According to that story, the tutor refused to teach the class when the teenager refused to leave. So, for the sake of others, she reportedly submitted and left the sciences section for the humanities where she studied history, geography and English. She also did teaching practice at her alma mater, King’s College Budo and Kyebambe Girls School.
However, in an interview in November 2012 with the Financial Times newspaper titled `First Person: Sarah Ntiro’ she said simply that one of her teachers suggested that academically the course at Makerere was not stretching her enough, and that she should go to university. Of course, that meant going abroad, as there was no university in Uganda then. She was advised to apply to Oxford University, was admitted, and in 1951 started a history degree at St Anne’s College, Oxford.
She explained that she chose to study areas that she felt had some bearing on her life back home. She studied England’s agricultural revolution because she came from an agricultural area and the French revolution because she was proud of coming from Bunyoro Kingdom, and wanted to know why “anyone would be mad enough to overthrow their king”. She also studied English settlement in America to understand what inspired the settlers to make that dangerous journey across the Atlantic Ocean.
But, she said, the other big new thing she learnt was how to ride a bicycle – because everyone rode bicycles Oxfordshire.
When she graduated in June 1954, she became east Africa’s first female graduate.
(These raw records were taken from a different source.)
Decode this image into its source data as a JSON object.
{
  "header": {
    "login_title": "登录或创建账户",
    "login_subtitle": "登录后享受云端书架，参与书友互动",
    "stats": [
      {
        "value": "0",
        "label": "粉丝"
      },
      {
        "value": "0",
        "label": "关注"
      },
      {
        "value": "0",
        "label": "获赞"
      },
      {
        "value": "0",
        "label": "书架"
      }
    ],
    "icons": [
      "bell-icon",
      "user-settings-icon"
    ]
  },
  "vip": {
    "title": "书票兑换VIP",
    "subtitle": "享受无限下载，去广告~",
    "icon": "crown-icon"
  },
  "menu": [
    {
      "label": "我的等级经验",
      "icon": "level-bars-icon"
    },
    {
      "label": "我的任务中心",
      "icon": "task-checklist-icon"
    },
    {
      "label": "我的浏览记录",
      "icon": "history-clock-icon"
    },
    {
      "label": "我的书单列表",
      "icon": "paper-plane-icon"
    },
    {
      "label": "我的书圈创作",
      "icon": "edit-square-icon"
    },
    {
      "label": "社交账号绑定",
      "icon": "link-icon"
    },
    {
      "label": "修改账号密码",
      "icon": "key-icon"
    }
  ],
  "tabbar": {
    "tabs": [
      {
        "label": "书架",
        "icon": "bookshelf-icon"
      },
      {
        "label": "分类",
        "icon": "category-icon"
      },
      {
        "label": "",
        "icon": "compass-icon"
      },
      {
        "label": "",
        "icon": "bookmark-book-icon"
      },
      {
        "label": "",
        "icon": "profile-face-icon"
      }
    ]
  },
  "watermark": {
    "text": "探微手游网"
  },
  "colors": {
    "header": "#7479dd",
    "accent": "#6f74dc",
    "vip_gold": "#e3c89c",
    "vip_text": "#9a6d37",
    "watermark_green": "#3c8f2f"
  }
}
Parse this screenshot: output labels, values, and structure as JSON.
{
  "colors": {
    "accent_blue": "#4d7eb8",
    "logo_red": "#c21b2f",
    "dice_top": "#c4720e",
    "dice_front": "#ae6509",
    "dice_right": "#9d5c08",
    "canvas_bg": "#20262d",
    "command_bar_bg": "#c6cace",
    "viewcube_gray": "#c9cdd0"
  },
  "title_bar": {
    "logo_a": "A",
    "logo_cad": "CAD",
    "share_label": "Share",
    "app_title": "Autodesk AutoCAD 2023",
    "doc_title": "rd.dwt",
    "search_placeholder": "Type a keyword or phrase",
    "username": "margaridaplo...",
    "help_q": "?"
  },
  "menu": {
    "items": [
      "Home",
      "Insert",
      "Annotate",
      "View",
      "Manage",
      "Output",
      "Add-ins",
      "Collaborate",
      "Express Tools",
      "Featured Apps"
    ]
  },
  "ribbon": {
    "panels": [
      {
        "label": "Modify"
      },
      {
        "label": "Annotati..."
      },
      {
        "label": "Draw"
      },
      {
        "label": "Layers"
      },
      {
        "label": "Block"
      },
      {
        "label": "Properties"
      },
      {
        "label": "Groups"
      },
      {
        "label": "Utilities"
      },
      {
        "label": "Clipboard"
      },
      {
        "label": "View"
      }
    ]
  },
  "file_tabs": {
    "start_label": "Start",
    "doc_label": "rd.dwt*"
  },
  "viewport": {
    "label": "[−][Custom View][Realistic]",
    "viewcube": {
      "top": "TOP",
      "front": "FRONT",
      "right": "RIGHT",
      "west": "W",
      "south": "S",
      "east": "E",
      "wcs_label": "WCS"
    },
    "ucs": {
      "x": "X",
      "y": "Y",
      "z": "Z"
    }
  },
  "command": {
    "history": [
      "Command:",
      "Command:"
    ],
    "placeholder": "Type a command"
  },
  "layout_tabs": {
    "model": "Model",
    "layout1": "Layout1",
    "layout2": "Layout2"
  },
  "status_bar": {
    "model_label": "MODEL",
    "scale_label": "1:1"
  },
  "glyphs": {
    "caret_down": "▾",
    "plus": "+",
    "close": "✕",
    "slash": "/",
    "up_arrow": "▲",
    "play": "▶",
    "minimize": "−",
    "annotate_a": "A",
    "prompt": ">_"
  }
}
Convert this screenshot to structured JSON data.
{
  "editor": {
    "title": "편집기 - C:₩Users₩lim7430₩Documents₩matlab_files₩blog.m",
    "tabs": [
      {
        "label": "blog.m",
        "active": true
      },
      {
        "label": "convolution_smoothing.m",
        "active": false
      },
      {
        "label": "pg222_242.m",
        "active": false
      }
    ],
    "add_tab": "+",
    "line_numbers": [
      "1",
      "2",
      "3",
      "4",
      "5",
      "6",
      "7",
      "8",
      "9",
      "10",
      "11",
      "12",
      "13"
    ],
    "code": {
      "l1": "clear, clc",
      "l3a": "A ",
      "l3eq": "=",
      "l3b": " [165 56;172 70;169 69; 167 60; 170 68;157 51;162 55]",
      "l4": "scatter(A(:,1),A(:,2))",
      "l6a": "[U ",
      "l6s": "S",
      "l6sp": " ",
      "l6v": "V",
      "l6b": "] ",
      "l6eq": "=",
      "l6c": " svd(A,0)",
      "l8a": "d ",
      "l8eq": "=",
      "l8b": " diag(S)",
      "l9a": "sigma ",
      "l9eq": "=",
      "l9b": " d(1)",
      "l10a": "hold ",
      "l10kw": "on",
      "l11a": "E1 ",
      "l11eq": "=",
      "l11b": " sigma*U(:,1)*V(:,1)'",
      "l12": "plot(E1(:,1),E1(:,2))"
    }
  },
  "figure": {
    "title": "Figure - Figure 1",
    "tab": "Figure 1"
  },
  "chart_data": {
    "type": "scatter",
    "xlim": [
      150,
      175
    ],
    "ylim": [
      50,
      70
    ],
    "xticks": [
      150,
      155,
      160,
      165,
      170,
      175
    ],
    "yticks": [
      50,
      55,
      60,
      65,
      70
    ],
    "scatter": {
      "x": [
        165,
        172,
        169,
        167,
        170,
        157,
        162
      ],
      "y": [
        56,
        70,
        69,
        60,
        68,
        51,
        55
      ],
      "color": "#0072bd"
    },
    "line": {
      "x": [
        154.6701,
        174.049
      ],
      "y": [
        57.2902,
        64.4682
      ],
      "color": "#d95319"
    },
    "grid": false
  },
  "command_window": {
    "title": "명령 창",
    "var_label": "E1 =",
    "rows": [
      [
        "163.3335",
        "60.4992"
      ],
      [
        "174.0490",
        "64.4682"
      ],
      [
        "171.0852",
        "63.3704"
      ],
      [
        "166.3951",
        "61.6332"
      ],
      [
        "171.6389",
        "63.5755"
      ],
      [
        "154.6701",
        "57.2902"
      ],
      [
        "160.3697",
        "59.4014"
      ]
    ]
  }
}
And she returned home by boat so that she could take her bicycle with her. She recalled that in Hoima there was a festival for about a week. She also recalled riding her bicycle as her father took her to visit relatives.
Then she began teaching at Gayaza School, Uganda’s oldest girls’ secondary school, and another legend around her life was born. It is said she realised that, as a woman, she was to earn less that her male counterparts. And she protested, arguing that she deserved equal pay for equal work. When that failed, she offered to teach without pay; as a volunteer teacher. Her protest reached the wife of the colonial governor, Ms Anne Cohen, who intervened and she started to receive equal salary with men. Her stay at Gayaza was short as in 1958 she was appointed to Uganda’s legislative council, as parliament was known then. She recalled that she immediately introduced a private members’ Bill on equal pay for men and women.
That same year, she married Tanzanian Prof. Sam Joseph Ntiro, a renowned artist and one of the founders of the Margaret Trowel School of Fine Art, Makerere University. Joseph Ntiro went on to become Tanganyika’s High Commissioner to Britain and Nyendwoha returned to Britain. Her husband was a commissioner from 1961-64. They had two sons.
When she returned to Uganda, she joined the civil service in the Ministry of Education from 1965- 1967and was instrumental in starting the Teaching Service Commission. She also worked for Makerere University. Her life’s work, however, was devoted to fighting for equality for women. She founded many organisations to support women. She became an inspiration and mentor for many girls and women and won man accolades for it. In 2000 the Forum for African Women Educationalists – Uganda (FAWEU) started the Dr. Sarah Ntiro Lecture and Award Event to celebrate her achievements.
“I’d still like every woman to know that you can fight any battle, if it’s worth listening to,” she said in the 2012 FT interview. She might have been born to the right parents at the right time, but she also was a warrior for women’s rights.